# No Limits

## Life lessons derived from the study of math are infinite

After nearly 35 years of teaching, I think I finally get it. Sometimes we have to tell students what we want them to know. I don’t mean math or music theory or macroeconomics. I’m talking about the really big-picture stuff: all the broader skills, life lessons, etc., that we believe undergird a liberal education.

Throughout my teaching career I’ve acknowledged to students the power and effectiveness of studying mathematics as a way of developing thinking skills. I’m very explicit about this at the start of every course: Studying math enhances your ability to think logically and solve complex problems. Math makes you strong, and employers and even law school deans love math majors, etc. I repeat this homily at the end of each term as part of my general review, then send the students on their way.

In recent years, I’ve realized that I miss many golden opportunities to reinforce these lessons in class throughout the term. Smart as our students are, I think they get the message much more clearly if we tell them in the moment, rather than assume they will make the connections themselves or that they will absorb them subconsciously.

Being more explicit about these broader lessons is particularly important in my department, at least on the math side. For instance, many students take calculus, but only a few will use it down the road. Yes, there are benefits to seeing and practicing calculus even if you never use it, for calculus, is one of the great achievements of the human intellect. But what life lessons are imparted by studying calculus?

The fundamental idea of calculus is something called the limit, on which is based the derivative (measuring instantaneous rate of change) and the integral (measuring total or accumulated change). One interpretation of the integral is that it is a measure of the area under a curve. In a classic tradition of teaching mathematics, we consider an example:

In Math 25, one example presents a region bounded by the curve *y = 1/x ^{2}* extending infinitely along the

*x-*axis. Students easily see that the region has

infinite perimeter. But by careful use of the idea of limit and the definition of the integral, we determine that the area of this unbounded region is actually finite. Wow! This is a great moment in class. An unbounded region with infinite perimeter can have finite area. Calculus is mind-boggling! But what are the life lessons here?

• Think beyond what seems possible or normative.

• Challenge your intuition.

• Use language carefully and use reasoning consistently to give meaning and clarity to ideas and concepts that might otherwise seem impossible to comprehend.

But does pointing out these broader lessons in class in the moment make a difference? It’s hard to say, since I have no formal data. I have asked students to reflect on takeaway lessons from my courses, which I think helps to reinforce the idea. Here are exit responses from a couple of my Math 25 students:

“Math can be counterintuitive. Life can be counterintuitive. And in that, there lies beauty!”

“Nothing is impossible, especially when something can have finite area but infinite perimeter.”

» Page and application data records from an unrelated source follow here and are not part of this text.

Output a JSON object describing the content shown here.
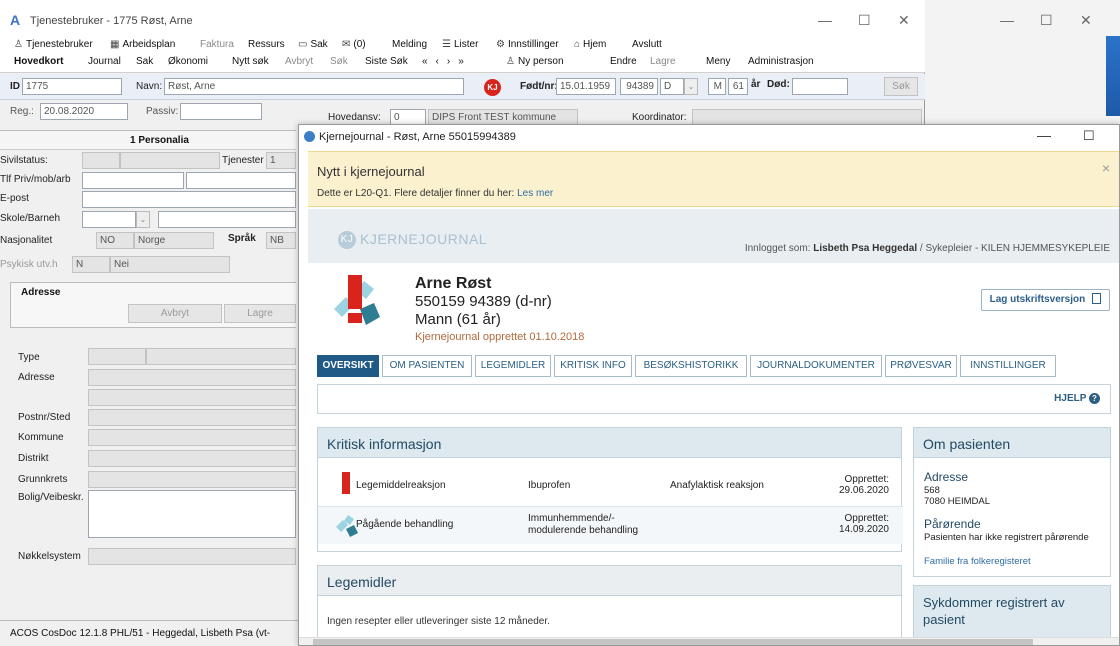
{
  "back_window": {
    "title": "Tjenestebruker - 1775 Røst, Arne",
    "menu_row1": [
      "Tjenestebruker",
      "Arbeidsplan",
      "Faktura",
      "Ressurs",
      "Sak",
      "(0)",
      "Melding",
      "Lister",
      "Innstillinger",
      "Hjem",
      "Avslutt"
    ],
    "menu_row2": [
      "Hovedkort",
      "Journal",
      "Sak",
      "Økonomi",
      "Nytt søk",
      "Avbryt",
      "Søk",
      "Siste Søk",
      "Ny person",
      "Endre",
      "Lagre",
      "Meny",
      "Administrasjon"
    ],
    "id_label": "ID",
    "id_value": "1775",
    "navn_label": "Navn:",
    "navn_value": "Røst, Arne",
    "fodt_label": "Født/nr:",
    "fodt_value": "15.01.1959",
    "pnr_value": "94389",
    "d_value": "D",
    "sex_value": "M",
    "age_value": "61",
    "age_unit": "år",
    "dod_label": "Død:",
    "sok_button": "Søk",
    "reg_label": "Reg.:",
    "reg_value": "20.08.2020",
    "passiv_label": "Passiv:",
    "hovedansv_label": "Hovedansv:",
    "hovedansv_value": "0",
    "dips_value": "DIPS Front TEST kommune",
    "koordinator_label": "Koordinator:",
    "personalia_tab": "1 Personalia",
    "fields": {
      "sivilstatus": "Sivilstatus:",
      "tjenester": "Tjenester",
      "tjenester_value": "1",
      "tlf": "Tlf Priv/mob/arb",
      "epost": "E-post",
      "skole": "Skole/Barneh",
      "nasjonalitet": "Nasjonalitet",
      "nasj_code": "NO",
      "nasj_value": "Norge",
      "sprak": "Språk",
      "sprak_value": "NB",
      "psykisk": "Psykisk utv.h",
      "psykisk_code": "N",
      "psykisk_value": "Nei"
    },
    "adresse_tab": "Adresse",
    "avbryt": "Avbryt",
    "lagre": "Lagre",
    "addr_fields": [
      "Type",
      "Adresse",
      "Postnr/Sted",
      "Kommune",
      "Distrikt",
      "Grunnkrets",
      "Bolig/Veibeskr.",
      "Nøkkelsystem"
    ],
    "status": "ACOS CosDoc 12.1.8   PHL/51 - Heggedal, Lisbeth Psa (vt-"
  },
  "kj_window": {
    "title": "Kjernejournal - Røst, Arne 55015994389",
    "notice_title": "Nytt i kjernejournal",
    "notice_text": "Dette er L20-Q1. Flere detaljer finner du her:",
    "notice_link": "Les mer",
    "logo_text": "KJERNEJOURNAL",
    "logo_mark": "KJ",
    "logged_in_prefix": "Innlogget som:",
    "logged_in_user": "Lisbeth Psa Heggedal",
    "logged_in_suffix": "/ Sykepleier - KILEN HJEMMESYKEPLEIE",
    "patient": {
      "name": "Arne Røst",
      "id": "550159 94389 (d-nr)",
      "sex_age": "Mann (61 år)",
      "created": "Kjernejournal opprettet 01.10.2018"
    },
    "print_button": "Lag utskriftsversjon",
    "tabs": [
      "OVERSIKT",
      "OM PASIENTEN",
      "LEGEMIDLER",
      "KRITISK INFO",
      "BESØKSHISTORIKK",
      "JOURNALDOKUMENTER",
      "PRØVESVAR",
      "INNSTILLINGER"
    ],
    "help": "HJELP",
    "critical": {
      "title": "Kritisk informasjon",
      "rows": [
        {
          "type": "Legemiddelreaksjon",
          "agent": "Ibuprofen",
          "reaction": "Anafylaktisk reaksjon",
          "created_label": "Opprettet:",
          "created": "29.06.2020"
        },
        {
          "type": "Pågående behandling",
          "agent": "Immunhemmende/-\nmodulerende behandling",
          "reaction": "",
          "created_label": "Opprettet:",
          "created": "14.09.2020"
        }
      ]
    },
    "legemidler": {
      "title": "Legemidler",
      "none_text": "Ingen resepter eller utleveringer siste 12 måneder."
    },
    "om_pasienten": {
      "title": "Om pasienten",
      "adresse_label": "Adresse",
      "adresse_line1": "568",
      "adresse_line2": "7080 HEIMDAL",
      "parorende_label": "Pårørende",
      "parorende_text": "Pasienten har ikke registrert pårørende",
      "familie_link": "Familie fra folkeregisteret"
    },
    "sykdommer_title": "Sykdommer registrert av pasient"
  },
  "colors": {
    "accent": "#1f5a86",
    "notice_bg": "#fbf1cf",
    "critical_red": "#d9231d",
    "teal": "#2f7d92"
  }
}
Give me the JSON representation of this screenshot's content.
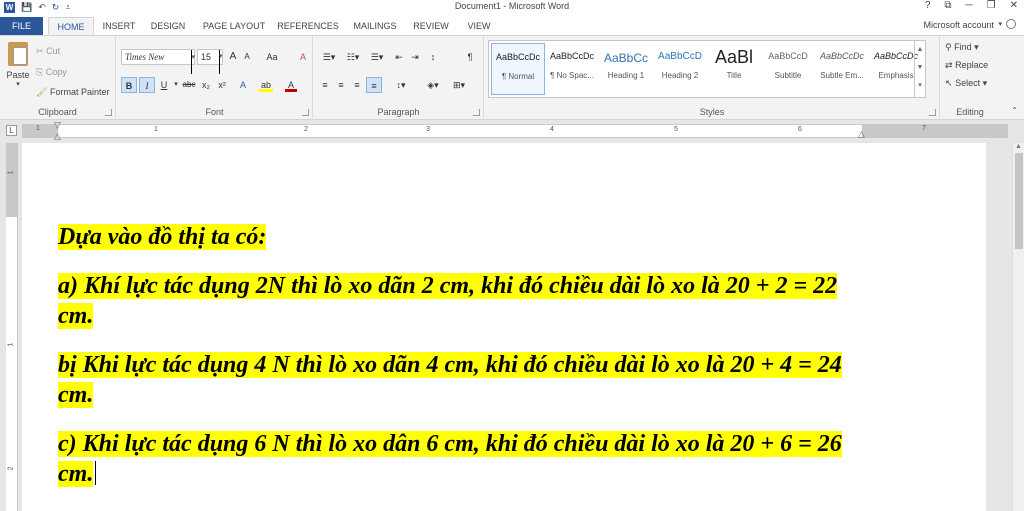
{
  "window": {
    "title": "Document1 - Microsoft Word",
    "controls": [
      "?",
      "⧉",
      "─",
      "❐",
      "✕"
    ]
  },
  "quick_access": {
    "app_icon": "W",
    "save_icon": "save-icon",
    "undo_icon": "undo-icon",
    "redo_icon": "redo-icon",
    "customize_icon": "customize-icon"
  },
  "tabs": [
    {
      "label": "FILE"
    },
    {
      "label": "HOME"
    },
    {
      "label": "INSERT"
    },
    {
      "label": "DESIGN"
    },
    {
      "label": "PAGE LAYOUT"
    },
    {
      "label": "REFERENCES"
    },
    {
      "label": "MAILINGS"
    },
    {
      "label": "REVIEW"
    },
    {
      "label": "VIEW"
    }
  ],
  "active_tab": "HOME",
  "account": "Microsoft account",
  "clipboard": {
    "label": "Clipboard",
    "paste": "Paste",
    "cut": "Cut",
    "copy": "Copy",
    "format_painter": "Format Painter"
  },
  "font": {
    "label": "Font",
    "font_name": "Times New",
    "font_size": "15",
    "grow": "A",
    "shrink": "A",
    "case": "Aa",
    "clear": "A",
    "bold": "B",
    "italic": "I",
    "underline": "U",
    "strike": "abc",
    "subscript": "x₂",
    "superscript": "x²",
    "effects": "A",
    "highlight": "ab",
    "color": "A"
  },
  "paragraph": {
    "label": "Paragraph",
    "pilcrow": "¶"
  },
  "styles": {
    "label": "Styles",
    "items": [
      {
        "sample": "AaBbCcDc",
        "name": "¶ Normal"
      },
      {
        "sample": "AaBbCcDc",
        "name": "¶ No Spac..."
      },
      {
        "sample": "AaBbCc",
        "name": "Heading 1"
      },
      {
        "sample": "AaBbCcD",
        "name": "Heading 2"
      },
      {
        "sample": "AaBl",
        "name": "Title"
      },
      {
        "sample": "AaBbCcD",
        "name": "Subtitle"
      },
      {
        "sample": "AaBbCcDc",
        "name": "Subtle Em..."
      },
      {
        "sample": "AaBbCcDc",
        "name": "Emphasis"
      }
    ]
  },
  "editing": {
    "label": "Editing",
    "find": "Find",
    "replace": "Replace",
    "select": "Select"
  },
  "ruler": {
    "corner": "L",
    "numbers": [
      "1",
      "1",
      "2",
      "3",
      "4",
      "5",
      "6",
      "7"
    ],
    "vnumbers": [
      "1",
      "1",
      "2"
    ]
  },
  "document": {
    "paragraphs": [
      "Dựa vào đồ thị ta có:",
      "a) Khí lực tác dụng 2N thì lò xo dãn 2 cm, khi đó chiều dài lò xo là 20 + 2 = 22 cm.",
      "bị Khi lực tác dụng 4 N thì lò xo dãn 4 cm, khi đó chiều dài lò xo là 20 + 4 = 24 cm.",
      "c) Khi lực tác dụng 6 N thì lò xo dân 6 cm, khi đó chiều dài lò xo là 20 + 6 = 26 cm."
    ]
  },
  "colors": {
    "accent": "#2b579a",
    "highlight": "#ffff00"
  }
}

These are reassuring sentiments. Perhaps students would come to these conclusions without my deliberate prodding or create lessons that are personally meaningful, but I find that taking moments in class to broaden everyone’s perspective to be both satisfying and liberating. For anyone concerned that I am not tending enough to mathematics itself, be assured that life lessons take only moments to acknowledge. Perhaps for many students those lessons are longer lasting than limits, derivatives, and integrals.

**—Deb Bergstrand is a professor of mathematics and statistics.**

## RELATED READING

## Moving Ahead

Fall 2014

On July 14, with the departure of Rebecca Chopp, Constance Cain Hungerford, Mari S. Michener Professor of Art History, became interim president…

## Puzzling Origins

Fall 2014

Just weeks after my graduation from Swarthmore Will Shortz, crossword editor of The New York Times, asked me to be his assistant for a year…